Aboriginal culture

Sandstone rock shelters on the Mountain and stone artefacts are visible reminders of the South East Tribe, one of nine tribes of Tasmanian Aborigines at the time of European settlement. Their country ranged from Storm Bay and the D’Entrecasteaux Channel (including Bruny Island) to South Cape, New Norfolk and the Huon Valley.

Within the tribe there were seven to nine bands or kinship units of 40 to 50 people. For the Muwinina people, the area around present day Hobart was their country. They called the mountain kunanyi, a name that has been revived by Aborigines today.

The coastline of this country was rich with shellfish, and the land with birds and wallabies. The Muwinina used fire as a method to clear vegetation, and hunt wildlife.
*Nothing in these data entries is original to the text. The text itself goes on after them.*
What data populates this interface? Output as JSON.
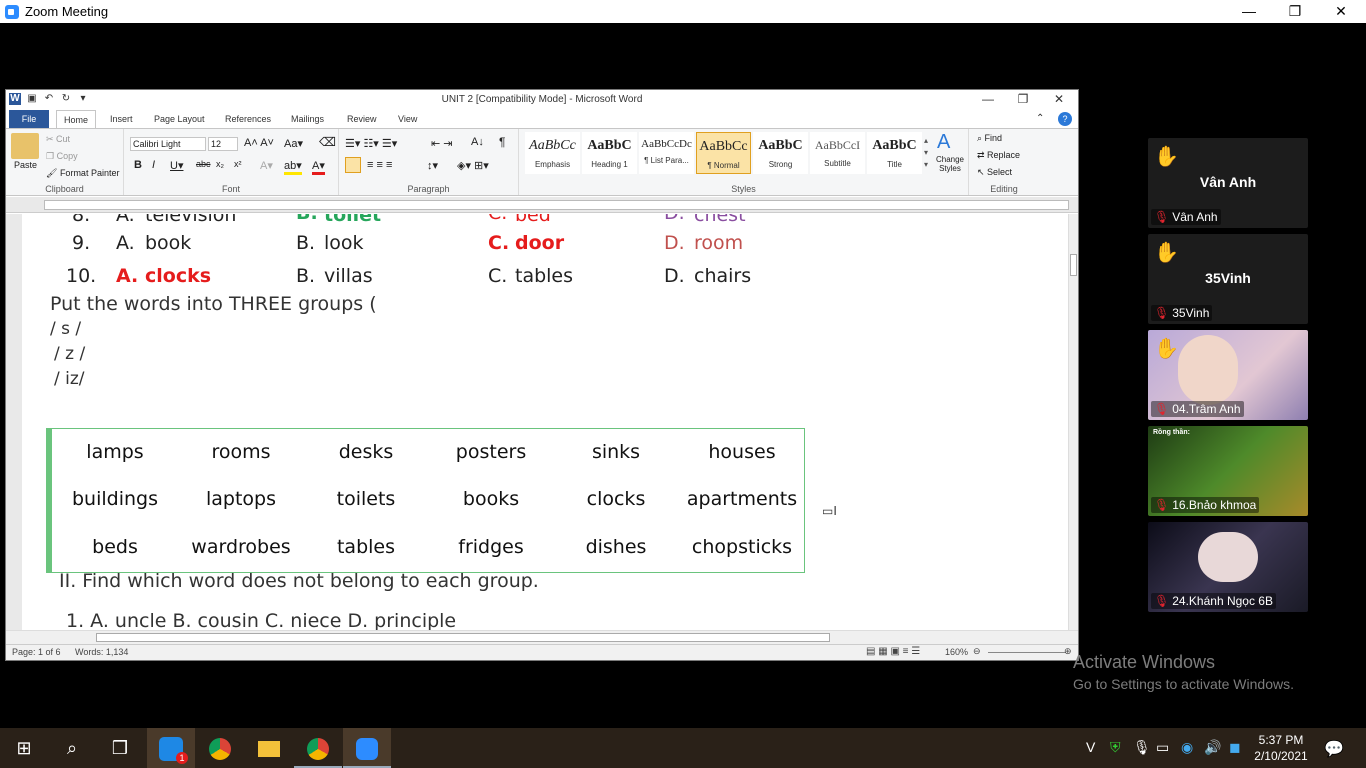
{
  "zoom": {
    "title": "Zoom Meeting",
    "minimize": "—",
    "restore": "❐",
    "close": "✕"
  },
  "word": {
    "title": "UNIT 2 [Compatibility Mode] - Microsoft Word",
    "tabs": [
      "File",
      "Home",
      "Insert",
      "Page Layout",
      "References",
      "Mailings",
      "Review",
      "View"
    ],
    "clipboard": {
      "paste": "Paste",
      "cut": "Cut",
      "copy": "Copy",
      "painter": "Format Painter",
      "label": "Clipboard"
    },
    "font": {
      "name": "Calibri Light",
      "size": "12",
      "label": "Font"
    },
    "paragraph": {
      "label": "Paragraph"
    },
    "styles": {
      "items": [
        {
          "preview": "AaBbCc",
          "name": "Emphasis"
        },
        {
          "preview": "AaBbC",
          "name": "Heading 1"
        },
        {
          "preview": "AaBbCcDc",
          "name": "¶ List Para..."
        },
        {
          "preview": "AaBbCc",
          "name": "¶ Normal"
        },
        {
          "preview": "AaBbC",
          "name": "Strong"
        },
        {
          "preview": "AaBbCcI",
          "name": "Subtitle"
        },
        {
          "preview": "AaBbC",
          "name": "Title"
        }
      ],
      "change": "Change Styles",
      "label": "Styles"
    },
    "editing": {
      "find": "Find",
      "replace": "Replace",
      "select": "Select",
      "label": "Editing"
    },
    "status": {
      "page": "Page: 1 of 6",
      "words": "Words: 1,134",
      "zoom": "160%"
    }
  },
  "doc": {
    "row8": {
      "num": "8.",
      "a": "A.",
      "aw": "television",
      "b": "B.",
      "bw": "toilet",
      "c": "C.",
      "cw": "bed",
      "d": "D.",
      "dw": "chest"
    },
    "row9": {
      "num": "9.",
      "a": "A.",
      "aw": "book",
      "b": "B.",
      "bw": "look",
      "c": "C.",
      "cw": "door",
      "d": "D.",
      "dw": "room"
    },
    "row10": {
      "num": "10.",
      "a": "A.",
      "aw": "clocks",
      "b": "B.",
      "bw": "villas",
      "c": "C.",
      "cw": "tables",
      "d": "D.",
      "dw": "chairs"
    },
    "instruction": "Put the words into THREE groups (",
    "g1": "/ s /",
    "g2": "/ z /",
    "g3": "/ iz/",
    "table": [
      [
        "lamps",
        "rooms",
        "desks",
        "posters",
        "sinks",
        "houses"
      ],
      [
        "buildings",
        "laptops",
        "toilets",
        "books",
        "clocks",
        "apartments"
      ],
      [
        "beds",
        "wardrobes",
        "tables",
        "fridges",
        "dishes",
        "chopsticks"
      ]
    ],
    "section2": "II.  Find which word does not belong to each group.",
    "cutoff": "1.    A.   uncle              B.  cousin              C.  niece              D.  principle"
  },
  "participants": [
    {
      "name": "Vân Anh",
      "label": "Vân Anh",
      "hand": true
    },
    {
      "name": "35Vinh",
      "label": "35Vinh",
      "hand": true
    },
    {
      "name": "",
      "label": "04.Trâm Anh",
      "hand": true
    },
    {
      "name": "",
      "label": "16.Bnảo khmoa",
      "hand": false,
      "caption": "Rồng thần:"
    },
    {
      "name": "",
      "label": "24.Khánh Ngọc 6B",
      "hand": false
    }
  ],
  "activate": {
    "line1": "Activate Windows",
    "line2": "Go to Settings to activate Windows."
  },
  "taskbar": {
    "time": "5:37 PM",
    "date": "2/10/2021",
    "badge": "1"
  },
  "colors": {
    "wordBlue": "#2b579a",
    "red": "#e51c1c",
    "green": "#26a65b",
    "tableBorder": "#6ac47d"
  }
}
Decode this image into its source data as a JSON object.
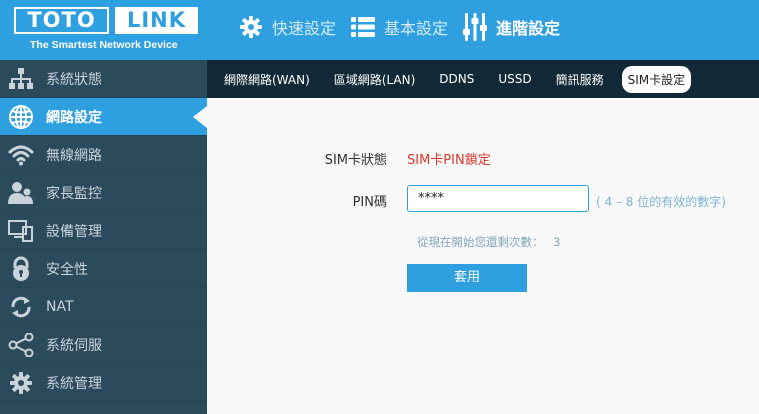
{
  "brand": {
    "logo_left": "TOTO",
    "logo_right": "LINK",
    "tagline": "The Smartest Network Device"
  },
  "topnav": [
    {
      "label": "快速設定",
      "icon": "gear-icon"
    },
    {
      "label": "基本設定",
      "icon": "list-icon"
    },
    {
      "label": "進階設定",
      "icon": "sliders-icon"
    }
  ],
  "sidebar": [
    {
      "label": "系統狀態",
      "icon": "network-status-icon"
    },
    {
      "label": "網路設定",
      "icon": "globe-icon"
    },
    {
      "label": "無線網路",
      "icon": "wifi-icon"
    },
    {
      "label": "家長監控",
      "icon": "parental-control-icon"
    },
    {
      "label": "設備管理",
      "icon": "device-icon"
    },
    {
      "label": "安全性",
      "icon": "lock-icon"
    },
    {
      "label": "NAT",
      "icon": "refresh-icon"
    },
    {
      "label": "系統伺服",
      "icon": "share-icon"
    },
    {
      "label": "系統管理",
      "icon": "gear-icon"
    }
  ],
  "subnav": [
    "網際網路(WAN)",
    "區域網路(LAN)",
    "DDNS",
    "USSD",
    "簡訊服務",
    "SIM卡設定"
  ],
  "form": {
    "sim_status_label": "SIM卡狀態",
    "sim_status_value": "SIM卡PIN鎖定",
    "pin_label": "PIN碼",
    "pin_value": "****",
    "pin_hint": "( 4 – 8 位的有效的數字)",
    "remaining_label": "從現在開始您還剩次數：",
    "remaining_value": "3",
    "apply_label": "套用"
  },
  "colors": {
    "header": "#2fa0df",
    "sidebar": "#2b4a5b",
    "subnav": "#122a38",
    "status_red": "#d9362b"
  }
}
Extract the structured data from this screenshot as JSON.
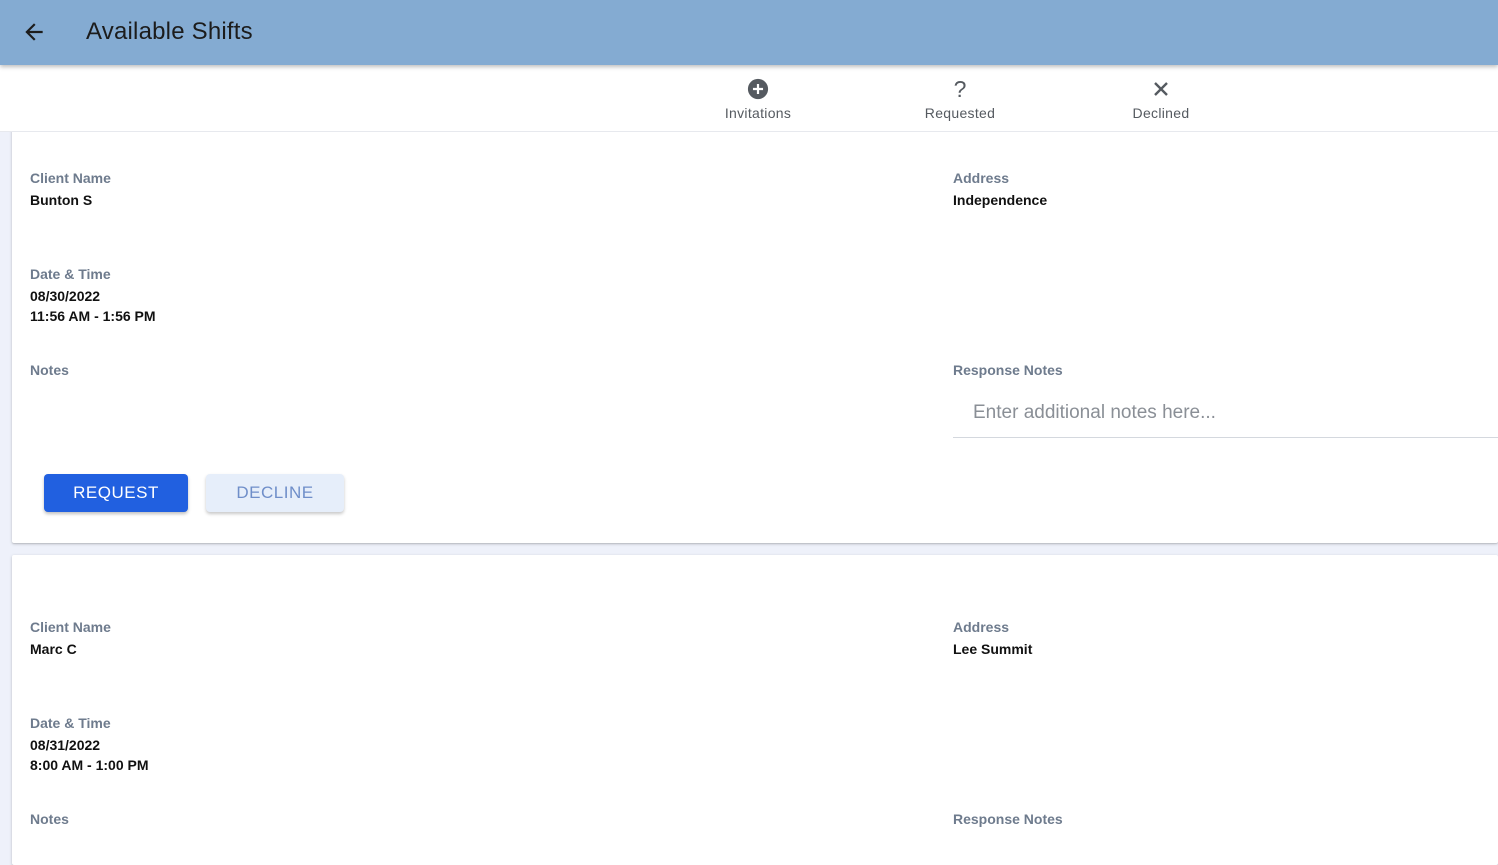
{
  "header": {
    "title": "Available Shifts",
    "back_icon": "arrow-left-icon",
    "background": "#84abd2"
  },
  "tabs": [
    {
      "label": "Invitations",
      "icon": "plus-circle-icon"
    },
    {
      "label": "Requested",
      "icon": "question-icon"
    },
    {
      "label": "Declined",
      "icon": "close-icon"
    }
  ],
  "labels": {
    "client_name": "Client Name",
    "address": "Address",
    "date_time": "Date & Time",
    "notes": "Notes",
    "response_notes": "Response Notes"
  },
  "shifts": [
    {
      "client_name": "Bunton S",
      "address": "Independence",
      "date": "08/30/2022",
      "time": "11:56 AM - 1:56 PM",
      "notes": "",
      "response_placeholder": "Enter additional notes here...",
      "request_label": "REQUEST",
      "decline_label": "DECLINE"
    },
    {
      "client_name": "Marc C",
      "address": "Lee Summit",
      "date": "08/31/2022",
      "time": "8:00 AM - 1:00 PM",
      "notes": ""
    }
  ],
  "colors": {
    "accent": "#2160e0",
    "decline_bg": "#e6eefa",
    "label": "#6e7b8d"
  }
}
French expeditions in the late 18th Century reported extensive burning in the foothills of the Wellington Range by Aboriginal people.

Soon after the observations of the French explorers, Wooraddy, a member of the Nuennone band from Bruny Island told Aboriginal conciliator George Augustus Robinson that:

when the first people settle they cut down the trees, built houses, dug the ground and planted; that by and by more ships came, then at last plenty of ships; that the natives went to the mountains, went and looked at what the white people did, went and told other natives and they came and looked also.

The mountains from which they watched the activity may have been the mountains we now call the Wellington Range.

Today a high concentration of Aboriginal sites on the Derwent estuary has been identified, with occasional sites inland. Very few methodical surveys have been conducted in the hills around Hobart, and no systematic research has been undertaken in Wellington Park. Stone artefacts have been found in the foothills of the mountain. All archaeological items are protected and of enormous significance to the Aboriginal community. It is a serious offence to remove artefacts without a permit under the Aboriginal Heritage Act 1975 and offenders will be prosecuted.

The South West Platform at the Pinnacle introduces the significance of the area for Aboriginal people prior to European settlement, and for the contemporary Aboriginal community. A key contributor to the panels on the platform, Greg Lehman, has also written extensively on the relationships between the Aboriginal community and sense of place. Read the Welcome to Country offered by Greg to attendees of the Making Sense of Place Conference (2006).

Publications are listed for further information on Tasmanian Aborigines, the tragic impacts of European settlement and current relationships with the area.

Sourced from:

  • The Aboriginal Tasmanians, Lyndall Ryan, 1996
  • Draft Wellington Park, Values, Use and Management Inventory, 1996
  • The mountain: a people’s perspective, Emily Stoddart, 2004
  • Wellington Park Recreation Map, 2014